[Opening Data in this exercise section]

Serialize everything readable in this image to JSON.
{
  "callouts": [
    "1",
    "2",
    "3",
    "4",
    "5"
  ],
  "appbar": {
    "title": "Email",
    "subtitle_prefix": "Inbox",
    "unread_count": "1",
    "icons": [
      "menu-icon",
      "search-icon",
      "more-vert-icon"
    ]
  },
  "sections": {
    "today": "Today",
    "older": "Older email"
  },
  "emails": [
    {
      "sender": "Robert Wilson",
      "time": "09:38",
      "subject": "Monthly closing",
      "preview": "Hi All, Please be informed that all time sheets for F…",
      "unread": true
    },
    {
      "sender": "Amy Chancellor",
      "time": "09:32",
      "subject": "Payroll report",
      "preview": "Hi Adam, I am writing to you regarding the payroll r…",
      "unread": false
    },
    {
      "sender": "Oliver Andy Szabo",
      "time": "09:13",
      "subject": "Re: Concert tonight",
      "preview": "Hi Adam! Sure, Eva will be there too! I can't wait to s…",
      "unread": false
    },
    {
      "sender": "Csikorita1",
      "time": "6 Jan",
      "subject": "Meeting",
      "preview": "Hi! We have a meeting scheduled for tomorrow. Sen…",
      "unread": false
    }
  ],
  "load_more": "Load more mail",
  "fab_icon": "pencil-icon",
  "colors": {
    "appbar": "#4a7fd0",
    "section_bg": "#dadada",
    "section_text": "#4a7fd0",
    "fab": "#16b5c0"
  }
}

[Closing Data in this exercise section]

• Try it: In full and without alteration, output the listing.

• Task response:
Serialize everything readable in this image to JSON.
{
  "callouts": [
    "1",
    "2",
    "3",
    "4",
    "5"
  ],
  "appbar": {
    "title": "Email",
    "subtitle_prefix": "Inbox",
    "unread_count": "1",
    "icons": [
      "menu-icon",
      "search-icon",
      "more-vert-icon"
    ]
  },
  "sections": {
    "today": "Today",
    "older": "Older email"
  },
  "emails": [
    {
      "sender": "Robert Wilson",
      "time": "09:38",
      "subject": "Monthly closing",
      "preview": "Hi All, Please be informed that all time sheets for F…",
      "unread": true
    },
    {
      "sender": "Amy Chancellor",
      "time": "09:32",
      "subject": "Payroll report",
      "preview": "Hi Adam, I am writing to you regarding the payroll r…",
      "unread": false
    },
    {
      "sender": "Oliver Andy Szabo",
      "time": "09:13",
      "subject": "Re: Concert tonight",
      "preview": "Hi Adam! Sure, Eva will be there too! I can't wait to s…",
      "unread": false
    },
    {
      "sender": "Csikorita1",
      "time": "6 Jan",
      "subject": "Meeting",
      "preview": "Hi! We have a meeting scheduled for tomorrow. Sen…",
      "unread": false
    }
  ],
  "load_more": "Load more mail",
  "fab_icon": "pencil-icon",
  "colors": {
    "appbar": "#4a7fd0",
    "section_bg": "#dadada",
    "section_text": "#4a7fd0",
    "fab": "#16b5c0"
  }
}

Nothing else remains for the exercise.